**WORK INSTRUCTION**
Could you reproduce all of the following entries exactly?

····················

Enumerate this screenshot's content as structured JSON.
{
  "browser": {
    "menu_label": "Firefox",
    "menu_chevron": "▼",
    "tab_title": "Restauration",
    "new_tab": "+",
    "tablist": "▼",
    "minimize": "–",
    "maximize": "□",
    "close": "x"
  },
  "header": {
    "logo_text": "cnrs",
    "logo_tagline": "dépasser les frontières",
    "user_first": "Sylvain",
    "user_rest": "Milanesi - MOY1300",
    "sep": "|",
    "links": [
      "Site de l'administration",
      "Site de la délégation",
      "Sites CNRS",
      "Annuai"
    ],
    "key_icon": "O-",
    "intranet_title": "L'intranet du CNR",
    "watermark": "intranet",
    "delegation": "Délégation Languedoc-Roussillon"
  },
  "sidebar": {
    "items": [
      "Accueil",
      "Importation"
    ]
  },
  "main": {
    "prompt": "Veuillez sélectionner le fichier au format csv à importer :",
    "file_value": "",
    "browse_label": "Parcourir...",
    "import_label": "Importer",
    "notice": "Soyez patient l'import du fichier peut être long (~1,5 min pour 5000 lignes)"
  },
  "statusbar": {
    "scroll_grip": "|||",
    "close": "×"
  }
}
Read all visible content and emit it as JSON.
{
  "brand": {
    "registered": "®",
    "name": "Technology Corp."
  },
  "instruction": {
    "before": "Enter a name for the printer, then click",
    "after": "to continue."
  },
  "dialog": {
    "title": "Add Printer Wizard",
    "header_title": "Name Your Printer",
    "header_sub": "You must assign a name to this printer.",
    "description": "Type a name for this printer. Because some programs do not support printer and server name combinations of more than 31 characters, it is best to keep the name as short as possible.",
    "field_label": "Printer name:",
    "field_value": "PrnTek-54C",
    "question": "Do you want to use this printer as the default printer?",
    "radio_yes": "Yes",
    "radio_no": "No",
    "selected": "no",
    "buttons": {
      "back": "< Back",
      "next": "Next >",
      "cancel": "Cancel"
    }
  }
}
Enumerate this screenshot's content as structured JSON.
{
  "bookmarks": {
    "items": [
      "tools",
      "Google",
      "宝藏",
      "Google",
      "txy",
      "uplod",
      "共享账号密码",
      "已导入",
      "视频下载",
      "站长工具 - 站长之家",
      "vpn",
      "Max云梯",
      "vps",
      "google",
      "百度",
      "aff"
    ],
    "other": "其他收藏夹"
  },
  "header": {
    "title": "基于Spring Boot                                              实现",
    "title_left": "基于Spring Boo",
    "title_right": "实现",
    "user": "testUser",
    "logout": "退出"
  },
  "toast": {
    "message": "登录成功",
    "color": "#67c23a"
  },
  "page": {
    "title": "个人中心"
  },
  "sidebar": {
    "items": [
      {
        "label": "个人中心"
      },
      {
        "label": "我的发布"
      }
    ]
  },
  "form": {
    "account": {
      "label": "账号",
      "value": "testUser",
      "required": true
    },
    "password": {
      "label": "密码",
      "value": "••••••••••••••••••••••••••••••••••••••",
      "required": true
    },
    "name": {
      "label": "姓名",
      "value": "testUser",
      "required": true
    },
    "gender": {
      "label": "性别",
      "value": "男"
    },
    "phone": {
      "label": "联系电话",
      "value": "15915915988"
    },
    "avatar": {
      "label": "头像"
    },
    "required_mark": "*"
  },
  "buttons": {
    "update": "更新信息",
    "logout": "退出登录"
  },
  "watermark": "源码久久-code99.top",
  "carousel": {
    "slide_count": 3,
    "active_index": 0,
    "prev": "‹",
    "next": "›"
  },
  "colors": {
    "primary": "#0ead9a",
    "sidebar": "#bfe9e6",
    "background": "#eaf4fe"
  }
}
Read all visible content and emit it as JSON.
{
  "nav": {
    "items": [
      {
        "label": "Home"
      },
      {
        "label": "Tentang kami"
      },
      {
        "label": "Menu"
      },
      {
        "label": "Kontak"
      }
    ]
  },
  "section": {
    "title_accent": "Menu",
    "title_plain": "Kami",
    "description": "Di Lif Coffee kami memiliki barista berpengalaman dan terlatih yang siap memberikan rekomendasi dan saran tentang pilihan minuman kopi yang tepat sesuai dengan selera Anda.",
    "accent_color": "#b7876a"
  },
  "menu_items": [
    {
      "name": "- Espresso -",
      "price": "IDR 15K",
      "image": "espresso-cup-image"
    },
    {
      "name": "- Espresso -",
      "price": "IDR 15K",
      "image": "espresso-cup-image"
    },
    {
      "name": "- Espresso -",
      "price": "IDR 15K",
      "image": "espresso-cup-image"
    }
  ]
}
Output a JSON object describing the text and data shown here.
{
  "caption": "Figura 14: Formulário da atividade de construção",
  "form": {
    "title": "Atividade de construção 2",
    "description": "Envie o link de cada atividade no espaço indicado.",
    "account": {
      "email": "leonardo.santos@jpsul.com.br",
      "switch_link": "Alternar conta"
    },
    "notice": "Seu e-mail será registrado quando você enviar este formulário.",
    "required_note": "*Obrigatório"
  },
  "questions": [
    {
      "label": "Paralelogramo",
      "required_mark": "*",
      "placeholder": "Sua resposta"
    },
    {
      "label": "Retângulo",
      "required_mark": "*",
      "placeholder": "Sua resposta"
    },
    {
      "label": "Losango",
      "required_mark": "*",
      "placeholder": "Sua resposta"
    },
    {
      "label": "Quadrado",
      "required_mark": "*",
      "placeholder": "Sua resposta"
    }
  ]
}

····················

**EXERCISE RESPONSE**
Enumerate this screenshot's content as structured JSON.
{
  "browser": {
    "menu_label": "Firefox",
    "menu_chevron": "▼",
    "tab_title": "Restauration",
    "new_tab": "+",
    "tablist": "▼",
    "minimize": "–",
    "maximize": "□",
    "close": "x"
  },
  "header": {
    "logo_text": "cnrs",
    "logo_tagline": "dépasser les frontières",
    "user_first": "Sylvain",
    "user_rest": "Milanesi - MOY1300",
    "sep": "|",
    "links": [
      "Site de l'administration",
      "Site de la délégation",
      "Sites CNRS",
      "Annuai"
    ],
    "key_icon": "O-",
    "intranet_title": "L'intranet du CNR",
    "watermark": "intranet",
    "delegation": "Délégation Languedoc-Roussillon"
  },
  "sidebar": {
    "items": [
      "Accueil",
      "Importation"
    ]
  },
  "main": {
    "prompt": "Veuillez sélectionner le fichier au format csv à importer :",
    "file_value": "",
    "browse_label": "Parcourir...",
    "import_label": "Importer",
    "notice": "Soyez patient l'import du fichier peut être long (~1,5 min pour 5000 lignes)"
  },
  "statusbar": {
    "scroll_grip": "|||",
    "close": "×"
  }
}
Read all visible content and emit it as JSON.
{
  "brand": {
    "registered": "®",
    "name": "Technology Corp."
  },
  "instruction": {
    "before": "Enter a name for the printer, then click",
    "after": "to continue."
  },
  "dialog": {
    "title": "Add Printer Wizard",
    "header_title": "Name Your Printer",
    "header_sub": "You must assign a name to this printer.",
    "description": "Type a name for this printer. Because some programs do not support printer and server name combinations of more than 31 characters, it is best to keep the name as short as possible.",
    "field_label": "Printer name:",
    "field_value": "PrnTek-54C",
    "question": "Do you want to use this printer as the default printer?",
    "radio_yes": "Yes",
    "radio_no": "No",
    "selected": "no",
    "buttons": {
      "back": "< Back",
      "next": "Next >",
      "cancel": "Cancel"
    }
  }
}
Enumerate this screenshot's content as structured JSON.
{
  "bookmarks": {
    "items": [
      "tools",
      "Google",
      "宝藏",
      "Google",
      "txy",
      "uplod",
      "共享账号密码",
      "已导入",
      "视频下载",
      "站长工具 - 站长之家",
      "vpn",
      "Max云梯",
      "vps",
      "google",
      "百度",
      "aff"
    ],
    "other": "其他收藏夹"
  },
  "header": {
    "title": "基于Spring Boot                                              实现",
    "title_left": "基于Spring Boo",
    "title_right": "实现",
    "user": "testUser",
    "logout": "退出"
  },
  "toast": {
    "message": "登录成功",
    "color": "#67c23a"
  },
  "page": {
    "title": "个人中心"
  },
  "sidebar": {
    "items": [
      {
        "label": "个人中心"
      },
      {
        "label": "我的发布"
      }
    ]
  },
  "form": {
    "account": {
      "label": "账号",
      "value": "testUser",
      "required": true
    },
    "password": {
      "label": "密码",
      "value": "••••••••••••••••••••••••••••••••••••••",
      "required": true
    },
    "name": {
      "label": "姓名",
      "value": "testUser",
      "required": true
    },
    "gender": {
      "label": "性别",
      "value": "男"
    },
    "phone": {
      "label": "联系电话",
      "value": "15915915988"
    },
    "avatar": {
      "label": "头像"
    },
    "required_mark": "*"
  },
  "buttons": {
    "update": "更新信息",
    "logout": "退出登录"
  },
  "watermark": "源码久久-code99.top",
  "carousel": {
    "slide_count": 3,
    "active_index": 0,
    "prev": "‹",
    "next": "›"
  },
  "colors": {
    "primary": "#0ead9a",
    "sidebar": "#bfe9e6",
    "background": "#eaf4fe"
  }
}
Read all visible content and emit it as JSON.
{
  "nav": {
    "items": [
      {
        "label": "Home"
      },
      {
        "label": "Tentang kami"
      },
      {
        "label": "Menu"
      },
      {
        "label": "Kontak"
      }
    ]
  },
  "section": {
    "title_accent": "Menu",
    "title_plain": "Kami",
    "description": "Di Lif Coffee kami memiliki barista berpengalaman dan terlatih yang siap memberikan rekomendasi dan saran tentang pilihan minuman kopi yang tepat sesuai dengan selera Anda.",
    "accent_color": "#b7876a"
  },
  "menu_items": [
    {
      "name": "- Espresso -",
      "price": "IDR 15K",
      "image": "espresso-cup-image"
    },
    {
      "name": "- Espresso -",
      "price": "IDR 15K",
      "image": "espresso-cup-image"
    },
    {
      "name": "- Espresso -",
      "price": "IDR 15K",
      "image": "espresso-cup-image"
    }
  ]
}
Output a JSON object describing the text and data shown here.
{
  "caption": "Figura 14: Formulário da atividade de construção",
  "form": {
    "title": "Atividade de construção 2",
    "description": "Envie o link de cada atividade no espaço indicado.",
    "account": {
      "email": "leonardo.santos@jpsul.com.br",
      "switch_link": "Alternar conta"
    },
    "notice": "Seu e-mail será registrado quando você enviar este formulário.",
    "required_note": "*Obrigatório"
  },
  "questions": [
    {
      "label": "Paralelogramo",
      "required_mark": "*",
      "placeholder": "Sua resposta"
    },
    {
      "label": "Retângulo",
      "required_mark": "*",
      "placeholder": "Sua resposta"
    },
    {
      "label": "Losango",
      "required_mark": "*",
      "placeholder": "Sua resposta"
    },
    {
      "label": "Quadrado",
      "required_mark": "*",
      "placeholder": "Sua resposta"
    }
  ]
}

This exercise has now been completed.